We hope this tip will be useful and make you successful when creating orthophotos within TBC.

Creadit this week goes to our Application Engineer, Arnaud Lezennec. Thanks Arnaud!

 

Happy Surveying,

TBC Team

TBC 3.90 Overview and New Feature Videos Available on YouTube!

Check out TBC Survey's TBC 3.90 YouTube Playlist for two overviews and eight new feature videos that highlight new point cloud processing and extraction tools, the Legal Description Writer, new CAD commands, and more!

TBC 3.90 - YouTube 

Surface creation in TBC is definitely one of the software gems. TBC offers a lot of flexibility with appearance and creation of your surfaces. This week’s tip helps understand some of the controls you have over how your breaklines are triangulated.
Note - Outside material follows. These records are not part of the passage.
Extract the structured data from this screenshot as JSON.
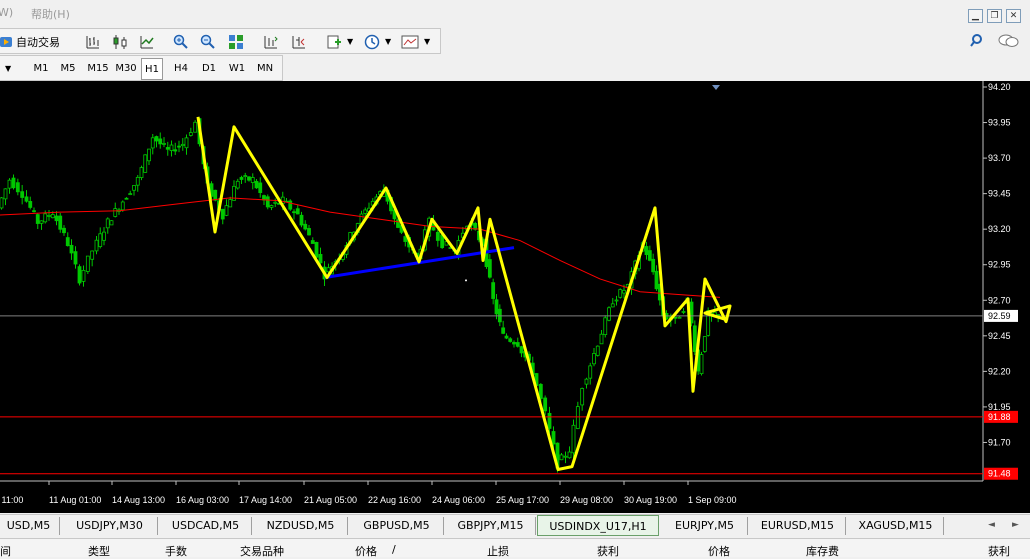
{
  "menubar": {
    "left_fragment": "W)",
    "help": "帮助(H)"
  },
  "toolbar": {
    "auto_trade": "自动交易"
  },
  "timeframes": [
    {
      "label": "M1",
      "active": false
    },
    {
      "label": "M5",
      "active": false
    },
    {
      "label": "M15",
      "active": false
    },
    {
      "label": "M30",
      "active": false
    },
    {
      "label": "H1",
      "active": true
    },
    {
      "label": "H4",
      "active": false
    },
    {
      "label": "D1",
      "active": false
    },
    {
      "label": "W1",
      "active": false
    },
    {
      "label": "MN",
      "active": false
    }
  ],
  "tabs": [
    {
      "label": "USD,M5"
    },
    {
      "label": "USDJPY,M30"
    },
    {
      "label": "USDCAD,M5"
    },
    {
      "label": "NZDUSD,M5"
    },
    {
      "label": "GBPUSD,M5"
    },
    {
      "label": "GBPJPY,M15"
    },
    {
      "label": "USDINDX_U17,H1",
      "active": true
    },
    {
      "label": "EURJPY,M5"
    },
    {
      "label": "EURUSD,M15"
    },
    {
      "label": "XAGUSD,M15"
    }
  ],
  "columns": [
    "间",
    "类型",
    "手数",
    "交易品种",
    "价格",
    "/",
    "止损",
    "获利",
    "价格",
    "库存费",
    "获利"
  ],
  "colors": {
    "background": "#000000",
    "candles": "#00c800",
    "moving_average": "#ff0000",
    "zigzag": "#ffff00",
    "trendline": "#0000ff",
    "current_price_line": "#808080",
    "level_line": "#ff0000"
  },
  "chart_data": {
    "type": "candlestick",
    "symbol": "USDINDX_U17",
    "timeframe": "H1",
    "y_ticks": [
      "94.20",
      "93.95",
      "93.70",
      "93.45",
      "93.20",
      "92.95",
      "92.70",
      "92.45",
      "92.20",
      "91.95",
      "91.70"
    ],
    "ylim": [
      91.45,
      94.2
    ],
    "x_ticks": [
      "g 11:00",
      "11 Aug 01:00",
      "14 Aug 13:00",
      "16 Aug 03:00",
      "17 Aug 14:00",
      "21 Aug 05:00",
      "22 Aug 16:00",
      "24 Aug 06:00",
      "25 Aug 17:00",
      "29 Aug 08:00",
      "30 Aug 19:00",
      "1 Sep 09:00"
    ],
    "current_price": "92.59",
    "level_lines": [
      {
        "label": "91.88",
        "value": 91.88
      },
      {
        "label": "91.48",
        "value": 91.48
      }
    ],
    "zigzag_points": [
      [
        198,
        93.99
      ],
      [
        215,
        93.18
      ],
      [
        234,
        93.92
      ],
      [
        327,
        92.86
      ],
      [
        386,
        93.49
      ],
      [
        419,
        92.97
      ],
      [
        432,
        93.27
      ],
      [
        457,
        93.03
      ],
      [
        478,
        93.35
      ],
      [
        483,
        92.98
      ],
      [
        490,
        93.27
      ],
      [
        558,
        91.51
      ],
      [
        572,
        91.53
      ],
      [
        655,
        93.35
      ],
      [
        665,
        92.52
      ],
      [
        688,
        92.71
      ],
      [
        693,
        92.06
      ],
      [
        705,
        92.85
      ],
      [
        726,
        92.55
      ],
      [
        730,
        92.66
      ],
      [
        705,
        92.61
      ],
      [
        728,
        92.56
      ]
    ],
    "trendline": [
      [
        325,
        92.86
      ],
      [
        514,
        93.07
      ]
    ],
    "moving_average": [
      [
        0,
        93.3
      ],
      [
        60,
        93.32
      ],
      [
        120,
        93.33
      ],
      [
        180,
        93.38
      ],
      [
        230,
        93.42
      ],
      [
        280,
        93.4
      ],
      [
        330,
        93.32
      ],
      [
        380,
        93.27
      ],
      [
        430,
        93.22
      ],
      [
        480,
        93.2
      ],
      [
        520,
        93.12
      ],
      [
        560,
        92.98
      ],
      [
        600,
        92.85
      ],
      [
        640,
        92.76
      ],
      [
        680,
        92.74
      ],
      [
        720,
        92.72
      ]
    ],
    "candle_path": [
      [
        0,
        93.35
      ],
      [
        12,
        93.55
      ],
      [
        25,
        93.45
      ],
      [
        40,
        93.25
      ],
      [
        55,
        93.32
      ],
      [
        70,
        93.1
      ],
      [
        82,
        92.85
      ],
      [
        95,
        93.05
      ],
      [
        110,
        93.25
      ],
      [
        125,
        93.4
      ],
      [
        140,
        93.55
      ],
      [
        155,
        93.85
      ],
      [
        170,
        93.75
      ],
      [
        185,
        93.8
      ],
      [
        198,
        93.95
      ],
      [
        210,
        93.5
      ],
      [
        225,
        93.3
      ],
      [
        240,
        93.55
      ],
      [
        255,
        93.55
      ],
      [
        270,
        93.35
      ],
      [
        285,
        93.4
      ],
      [
        300,
        93.3
      ],
      [
        315,
        93.1
      ],
      [
        327,
        92.88
      ],
      [
        345,
        93.05
      ],
      [
        360,
        93.25
      ],
      [
        375,
        93.4
      ],
      [
        386,
        93.48
      ],
      [
        400,
        93.2
      ],
      [
        419,
        93.0
      ],
      [
        432,
        93.25
      ],
      [
        445,
        93.1
      ],
      [
        457,
        93.05
      ],
      [
        470,
        93.25
      ],
      [
        485,
        93.1
      ],
      [
        495,
        92.7
      ],
      [
        505,
        92.45
      ],
      [
        520,
        92.4
      ],
      [
        535,
        92.2
      ],
      [
        548,
        91.9
      ],
      [
        560,
        91.55
      ],
      [
        572,
        91.65
      ],
      [
        585,
        92.1
      ],
      [
        600,
        92.4
      ],
      [
        615,
        92.7
      ],
      [
        630,
        92.8
      ],
      [
        645,
        93.1
      ],
      [
        655,
        92.9
      ],
      [
        665,
        92.6
      ],
      [
        678,
        92.55
      ],
      [
        690,
        92.7
      ],
      [
        700,
        92.2
      ],
      [
        710,
        92.6
      ],
      [
        720,
        92.58
      ]
    ]
  }
}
Here is how you might resolve the number of nodes/chords along the surface breaklines.

In Project Settings –Computations à Surface à Breakline Approximation Parameters there is a setting for Hz and Vt tolerance.

 

 

Here is a surface created using our Processing Feature Code Tutorial.

 

Now, let’s change the project settings and put e.g. 10m for the Hz tolerance.
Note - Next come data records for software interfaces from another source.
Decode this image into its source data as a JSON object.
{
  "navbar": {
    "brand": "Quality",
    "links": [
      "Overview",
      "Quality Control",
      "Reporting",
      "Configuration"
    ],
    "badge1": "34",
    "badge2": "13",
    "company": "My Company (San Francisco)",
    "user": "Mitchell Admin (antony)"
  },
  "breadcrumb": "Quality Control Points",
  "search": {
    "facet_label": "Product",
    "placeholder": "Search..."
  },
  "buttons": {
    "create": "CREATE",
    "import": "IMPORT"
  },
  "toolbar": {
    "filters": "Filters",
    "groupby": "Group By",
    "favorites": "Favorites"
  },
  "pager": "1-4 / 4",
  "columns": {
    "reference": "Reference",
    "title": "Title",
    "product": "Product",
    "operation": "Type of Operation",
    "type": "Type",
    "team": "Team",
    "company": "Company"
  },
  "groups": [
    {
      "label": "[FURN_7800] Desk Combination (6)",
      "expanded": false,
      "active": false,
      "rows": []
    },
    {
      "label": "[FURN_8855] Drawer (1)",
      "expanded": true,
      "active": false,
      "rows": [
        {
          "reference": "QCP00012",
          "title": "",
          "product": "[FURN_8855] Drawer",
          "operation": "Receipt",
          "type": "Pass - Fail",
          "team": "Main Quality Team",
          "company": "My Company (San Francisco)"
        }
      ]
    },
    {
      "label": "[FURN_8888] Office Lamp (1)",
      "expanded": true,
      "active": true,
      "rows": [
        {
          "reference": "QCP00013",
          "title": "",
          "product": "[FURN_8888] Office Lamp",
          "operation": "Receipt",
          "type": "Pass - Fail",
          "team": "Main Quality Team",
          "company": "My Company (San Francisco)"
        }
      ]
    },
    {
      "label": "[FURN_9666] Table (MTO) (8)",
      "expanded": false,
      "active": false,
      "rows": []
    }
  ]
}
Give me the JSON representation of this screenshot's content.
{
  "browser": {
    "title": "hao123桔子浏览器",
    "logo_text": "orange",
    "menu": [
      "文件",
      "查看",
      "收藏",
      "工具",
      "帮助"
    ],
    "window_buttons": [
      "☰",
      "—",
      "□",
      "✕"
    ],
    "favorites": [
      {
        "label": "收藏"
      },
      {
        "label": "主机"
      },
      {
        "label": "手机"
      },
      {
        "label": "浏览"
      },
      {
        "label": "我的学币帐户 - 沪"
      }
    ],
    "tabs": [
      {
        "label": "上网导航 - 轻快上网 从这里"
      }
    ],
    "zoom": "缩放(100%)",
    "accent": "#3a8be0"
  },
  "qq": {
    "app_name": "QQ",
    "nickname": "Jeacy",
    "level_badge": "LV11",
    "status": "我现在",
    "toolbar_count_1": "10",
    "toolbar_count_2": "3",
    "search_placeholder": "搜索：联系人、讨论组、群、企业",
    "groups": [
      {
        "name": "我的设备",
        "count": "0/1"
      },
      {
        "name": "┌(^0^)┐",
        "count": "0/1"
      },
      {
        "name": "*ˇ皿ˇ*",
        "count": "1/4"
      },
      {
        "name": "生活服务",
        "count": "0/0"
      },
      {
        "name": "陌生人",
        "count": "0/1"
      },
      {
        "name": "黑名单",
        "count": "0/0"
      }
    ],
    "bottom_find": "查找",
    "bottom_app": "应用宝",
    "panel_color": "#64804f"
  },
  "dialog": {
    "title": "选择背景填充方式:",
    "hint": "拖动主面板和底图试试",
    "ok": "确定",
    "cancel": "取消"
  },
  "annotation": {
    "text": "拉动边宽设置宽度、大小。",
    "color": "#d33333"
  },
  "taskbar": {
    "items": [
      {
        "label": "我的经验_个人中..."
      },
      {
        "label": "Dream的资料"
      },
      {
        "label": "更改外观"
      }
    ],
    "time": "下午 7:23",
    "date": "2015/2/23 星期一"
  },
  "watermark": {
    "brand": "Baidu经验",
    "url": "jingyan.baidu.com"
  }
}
And the result is a less sampled breakline with fewer nodes/triangles along the breakline.

Internally, what is happening is that there is a concept of mid-ordinate point to compute the distance of the node between the chord and the arc along the curve as illustrated by the graphics below.


 

We hope you find this tip useful regardless if you are going to be exporting surface or breaklines to other products doing contouring for your base map creation within TBC.

 

 

Happy Surveying,

TBC Team

Joe Blecha

TBC 3.90 Overview Videos

Posted by Joe Blecha May 22, 2017

New to TBC?  Want to learn more about what's new in TBC 3.90?  The TBC 3.90 short (5 minutes) and full (36 minutes) overview videos are here to help!

 

TBC 3.90 Short Overview:

 

 

TBC 3.90 Full Overview:

 

Wayne Boatright

Area Takeoff

Posted by Wayne Boatright May 20, 2017

In takeoff mode of HCE and using pdf files only(no cad files are available), is there a method for tracing an area, having curb islands, continuously and include curb islands and at the close of the area, the calculated area excludes the curb islands?  I have use procontractor and the calculated area of curb islands is eliminated if you keep the trace line continuous and back-trace  entry line to island.  I can't duplicate that with HCE. I have attached a screen shot for clarification.

This week’s topic is a very specific workflow but often required for many topographic and as-built surveys near power infrastructure.  Whether it is to design future utilities and structures near power lines or checking clearance for traffic beneath and above, the everyday surveyor needs efficient tools to measure and extract this information.

 

There are several ways of doing this.  To simply measure distances and angles for clearances, you can use the Measure Distance command.  Pick two points and view information such as the slope/vertical/horizontal distance values as well as coordinates of the measured location.  This command works with point cloud data as well making for a useful QA/QC tool.  These measurements can be stored using the Save button.

 

 

 

You can also perform similar measurements in the Station View using a combination of imagery and point clouds from the Trimble SX10 with the Virtual DR tool.

 

 

The next method is using the point to surface command.  This requires the user to have field or office measured points on the power line as well as a surface generated for the ground surface.

 

First, select the data you would like to use to create a surface.  Use the Create Surface command to generate a TIN model.

 

Next, Select Reports -> Report Options and double click Point to Surface Results.  Select your created surface and any points on the structure you would like to check the clearance on.  In this case there are four points (6 - 9) that are located on four different power line wires.

 

 

Press Apply in the Point to Surface command to view the results in the command.  You can also generate a report of the point to surface comparison and utilize as a project deliverable.

 

 

That's all for now folks.  Have fun using the many tools TBC has to offer.

 

Happy Surveying,

 

 

TBC Team